** Your instructions **
For each entry, restate it word for word while omitting any image it holds.

** Input data **

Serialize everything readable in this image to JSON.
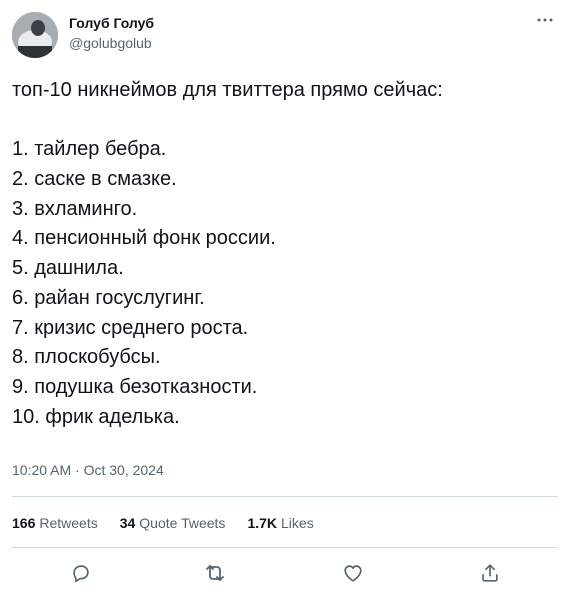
{
  "author": {
    "display_name": "Голуб Голуб",
    "handle": "@golubgolub"
  },
  "tweet": {
    "lines": [
      "топ-10 никнеймов для твиттера прямо сейчас:",
      "",
      "1. тайлер бебра.",
      "2. саске в смазке.",
      "3. вхламинго.",
      "4. пенсионный фонк россии.",
      "5. дашнила.",
      "6. райан госуслугинг.",
      "7. кризис среднего роста.",
      "8. плоскобубсы.",
      "9. подушка безотказности.",
      "10. фрик аделька."
    ],
    "timestamp": "10:20 AM · Oct 30, 2024"
  },
  "stats": {
    "retweets_count": "166",
    "retweets_label": "Retweets",
    "quotes_count": "34",
    "quotes_label": "Quote Tweets",
    "likes_count": "1.7K",
    "likes_label": "Likes"
  },
  "icons": {
    "more": "more-dots-icon",
    "reply": "reply-bubble-icon",
    "retweet": "retweet-icon",
    "like": "heart-icon",
    "share": "share-upload-icon"
  },
  "colors": {
    "text": "#0f1419",
    "secondary": "#536471",
    "divider": "#cfd9de"
  }
}
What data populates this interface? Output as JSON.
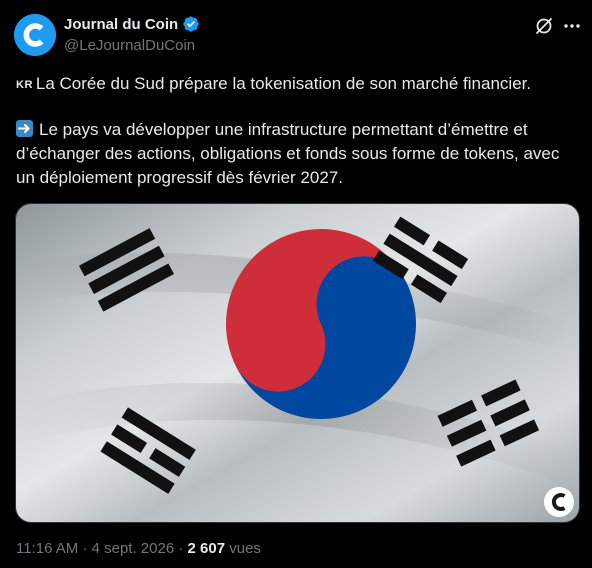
{
  "author": {
    "display_name": "Journal du Coin",
    "handle": "@LeJournalDuCoin",
    "verified": true,
    "avatar_color": "#1d9bf0"
  },
  "tweet": {
    "line1_flag": "KR",
    "line1_text": "La Corée du Sud prépare la tokenisation de son marché financier.",
    "line2_text": "Le pays va développer une infrastructure permettant d’émettre et d’échanger des actions, obligations et fonds sous forme de tokens, avec un déploiement progressif dès février 2027."
  },
  "media": {
    "description_icon": "south-korea-flag-image",
    "flag_colors": {
      "red": "#cd2e3a",
      "blue": "#0047a0",
      "black": "#111111",
      "white": "#d9dddf"
    }
  },
  "meta": {
    "time": "11:16 AM",
    "separator": "·",
    "date": "4 sept. 2026",
    "views_count": "2 607",
    "views_label": "vues"
  },
  "colors": {
    "background": "#000000",
    "text": "#e7e9ea",
    "secondary": "#71767b",
    "accent": "#1d9bf0"
  }
}
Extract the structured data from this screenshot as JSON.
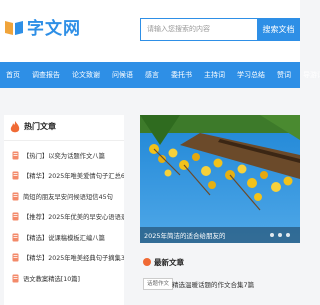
{
  "header": {
    "logo_text": "字文网",
    "search_placeholder": "请输入您搜索的内容",
    "search_button": "搜索文档"
  },
  "nav": {
    "items": [
      "首页",
      "调查报告",
      "论文致谢",
      "问候语",
      "感言",
      "委托书",
      "主持词",
      "学习总结",
      "赞词",
      "导游词"
    ]
  },
  "hot": {
    "title": "热门文章",
    "items": [
      "【热门】以奕为话题作文八篇",
      "【精华】2025年唯美爱情句子汇总60条",
      "简短的朋友早安问候语短信45句",
      "【推荐】2025年优美的早安心语语录摘",
      "【精选】说课稿模板汇编八篇",
      "【精华】2025年唯美经典句子摘集39句",
      "语文教案精选[10篇]"
    ]
  },
  "banner": {
    "caption": "2025年简洁的适合给朋友的"
  },
  "latest": {
    "title": "最新文章",
    "tag": "话题作文",
    "text": "精选温暖话题的作文合集7篇"
  },
  "colors": {
    "brand": "#2e8fe6",
    "accent": "#f06a35"
  }
}
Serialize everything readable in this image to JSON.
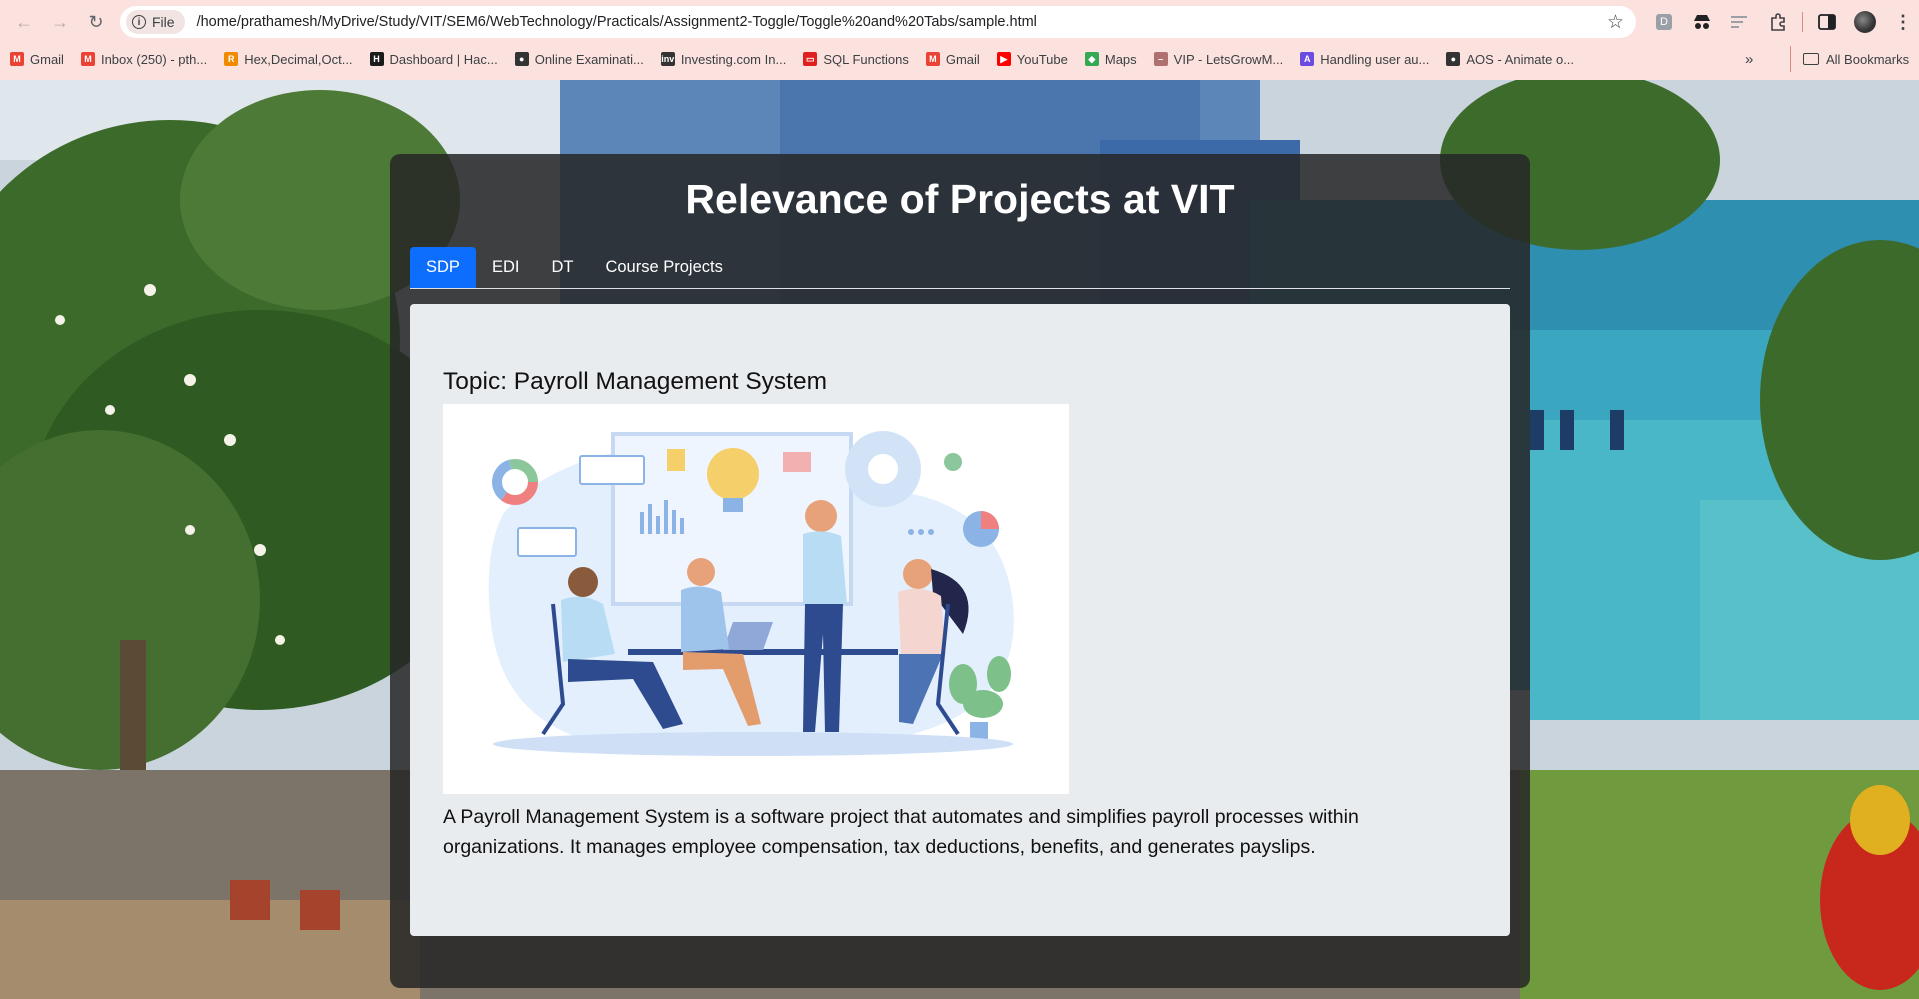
{
  "browser": {
    "url_chip": "File",
    "url": "/home/prathamesh/MyDrive/Study/VIT/SEM6/WebTechnology/Practicals/Assignment2-Toggle/Toggle%20and%20Tabs/sample.html",
    "bookmarks": [
      {
        "label": "Gmail",
        "icon": "gmail-icon",
        "color": "#ea4335"
      },
      {
        "label": "Inbox (250) - pth...",
        "icon": "gmail-icon",
        "color": "#ea4335"
      },
      {
        "label": "Hex,Decimal,Oct...",
        "icon": "r-logo-icon",
        "color": "#f08a00"
      },
      {
        "label": "Dashboard | Hac...",
        "icon": "hackerrank-icon",
        "color": "#1b1b1b"
      },
      {
        "label": "Online Examinati...",
        "icon": "globe-icon",
        "color": "#333333"
      },
      {
        "label": "Investing.com In...",
        "icon": "investing-icon",
        "color": "#333333"
      },
      {
        "label": "SQL Functions",
        "icon": "sql-icon",
        "color": "#e02020"
      },
      {
        "label": "Gmail",
        "icon": "gmail-icon",
        "color": "#ea4335"
      },
      {
        "label": "YouTube",
        "icon": "youtube-icon",
        "color": "#ff0000"
      },
      {
        "label": "Maps",
        "icon": "maps-pin-icon",
        "color": "#34a853"
      },
      {
        "label": "VIP - LetsGrowM...",
        "icon": "dash-icon",
        "color": "#b07070"
      },
      {
        "label": "Handling user au...",
        "icon": "auth-icon",
        "color": "#6a4ce0"
      },
      {
        "label": "AOS - Animate o...",
        "icon": "globe-icon",
        "color": "#333333"
      }
    ],
    "more_bookmarks": "»",
    "all_bookmarks": "All Bookmarks"
  },
  "page": {
    "title": "Relevance of Projects at VIT",
    "tabs": [
      {
        "label": "SDP",
        "active": true
      },
      {
        "label": "EDI",
        "active": false
      },
      {
        "label": "DT",
        "active": false
      },
      {
        "label": "Course Projects",
        "active": false
      }
    ],
    "panel": {
      "topic": "Topic: Payroll Management System",
      "description": "A Payroll Management System is a software project that automates and simplifies payroll processes within organizations. It manages employee compensation, tax deductions, benefits, and generates payslips."
    }
  },
  "colors": {
    "chrome_bg": "#fbe2de",
    "active_tab": "#0d6efd",
    "card_bg": "#262626",
    "panel_bg": "#e8ecef"
  }
}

** Reply to the exercise **
Serialize everything readable in this image to JSON.
{
  "author": {
    "display_name": "Голуб Голуб",
    "handle": "@golubgolub"
  },
  "tweet": {
    "lines": [
      "топ-10 никнеймов для твиттера прямо сейчас:",
      "",
      "1. тайлер бебра.",
      "2. саске в смазке.",
      "3. вхламинго.",
      "4. пенсионный фонк россии.",
      "5. дашнила.",
      "6. райан госуслугинг.",
      "7. кризис среднего роста.",
      "8. плоскобубсы.",
      "9. подушка безотказности.",
      "10. фрик аделька."
    ],
    "timestamp": "10:20 AM · Oct 30, 2024"
  },
  "stats": {
    "retweets_count": "166",
    "retweets_label": "Retweets",
    "quotes_count": "34",
    "quotes_label": "Quote Tweets",
    "likes_count": "1.7K",
    "likes_label": "Likes"
  },
  "icons": {
    "more": "more-dots-icon",
    "reply": "reply-bubble-icon",
    "retweet": "retweet-icon",
    "like": "heart-icon",
    "share": "share-upload-icon"
  },
  "colors": {
    "text": "#0f1419",
    "secondary": "#536471",
    "divider": "#cfd9de"
  }
}
What data populates this interface? Output as JSON.
{
  "author": {
    "display_name": "Journal du Coin",
    "handle": "@LeJournalDuCoin",
    "verified": true,
    "avatar_color": "#1d9bf0"
  },
  "tweet": {
    "line1_flag": "KR",
    "line1_text": "La Corée du Sud prépare la tokenisation de son marché financier.",
    "line2_text": "Le pays va développer une infrastructure permettant d’émettre et d’échanger des actions, obligations et fonds sous forme de tokens, avec un déploiement progressif dès février 2027."
  },
  "media": {
    "description_icon": "south-korea-flag-image",
    "flag_colors": {
      "red": "#cd2e3a",
      "blue": "#0047a0",
      "black": "#111111",
      "white": "#d9dddf"
    }
  },
  "meta": {
    "time": "11:16 AM",
    "separator": "·",
    "date": "4 sept. 2026",
    "views_count": "2 607",
    "views_label": "vues"
  },
  "colors": {
    "background": "#000000",
    "text": "#e7e9ea",
    "secondary": "#71767b",
    "accent": "#1d9bf0"
  }
}
Extract the structured data from this screenshot as JSON.
{
  "header": {
    "logo_text": "字文网",
    "search_placeholder": "请输入您搜索的内容",
    "search_button": "搜索文档"
  },
  "nav": {
    "items": [
      "首页",
      "调查报告",
      "论文致谢",
      "问候语",
      "感言",
      "委托书",
      "主持词",
      "学习总结",
      "赞词",
      "导游词"
    ]
  },
  "hot": {
    "title": "热门文章",
    "items": [
      "【热门】以奕为话题作文八篇",
      "【精华】2025年唯美爱情句子汇总60条",
      "简短的朋友早安问候语短信45句",
      "【推荐】2025年优美的早安心语语录摘",
      "【精选】说课稿模板汇编八篇",
      "【精华】2025年唯美经典句子摘集39句",
      "语文教案精选[10篇]"
    ]
  },
  "banner": {
    "caption": "2025年简洁的适合给朋友的"
  },
  "latest": {
    "title": "最新文章",
    "tag": "话题作文",
    "text": "精选温暖话题的作文合集7篇"
  },
  "colors": {
    "brand": "#2e8fe6",
    "accent": "#f06a35"
  }
}
Serialize everything readable in this image to JSON.
{
  "browser": {
    "url_chip": "File",
    "url": "/home/prathamesh/MyDrive/Study/VIT/SEM6/WebTechnology/Practicals/Assignment2-Toggle/Toggle%20and%20Tabs/sample.html",
    "bookmarks": [
      {
        "label": "Gmail",
        "icon": "gmail-icon",
        "color": "#ea4335"
      },
      {
        "label": "Inbox (250) - pth...",
        "icon": "gmail-icon",
        "color": "#ea4335"
      },
      {
        "label": "Hex,Decimal,Oct...",
        "icon": "r-logo-icon",
        "color": "#f08a00"
      },
      {
        "label": "Dashboard | Hac...",
        "icon": "hackerrank-icon",
        "color": "#1b1b1b"
      },
      {
        "label": "Online Examinati...",
        "icon": "globe-icon",
        "color": "#333333"
      },
      {
        "label": "Investing.com In...",
        "icon": "investing-icon",
        "color": "#333333"
      },
      {
        "label": "SQL Functions",
        "icon": "sql-icon",
        "color": "#e02020"
      },
      {
        "label": "Gmail",
        "icon": "gmail-icon",
        "color": "#ea4335"
      },
      {
        "label": "YouTube",
        "icon": "youtube-icon",
        "color": "#ff0000"
      },
      {
        "label": "Maps",
        "icon": "maps-pin-icon",
        "color": "#34a853"
      },
      {
        "label": "VIP - LetsGrowM...",
        "icon": "dash-icon",
        "color": "#b07070"
      },
      {
        "label": "Handling user au...",
        "icon": "auth-icon",
        "color": "#6a4ce0"
      },
      {
        "label": "AOS - Animate o...",
        "icon": "globe-icon",
        "color": "#333333"
      }
    ],
    "more_bookmarks": "»",
    "all_bookmarks": "All Bookmarks"
  },
  "page": {
    "title": "Relevance of Projects at VIT",
    "tabs": [
      {
        "label": "SDP",
        "active": true
      },
      {
        "label": "EDI",
        "active": false
      },
      {
        "label": "DT",
        "active": false
      },
      {
        "label": "Course Projects",
        "active": false
      }
    ],
    "panel": {
      "topic": "Topic: Payroll Management System",
      "description": "A Payroll Management System is a software project that automates and simplifies payroll processes within organizations. It manages employee compensation, tax deductions, benefits, and generates payslips."
    }
  },
  "colors": {
    "chrome_bg": "#fbe2de",
    "active_tab": "#0d6efd",
    "card_bg": "#262626",
    "panel_bg": "#e8ecef"
  }
}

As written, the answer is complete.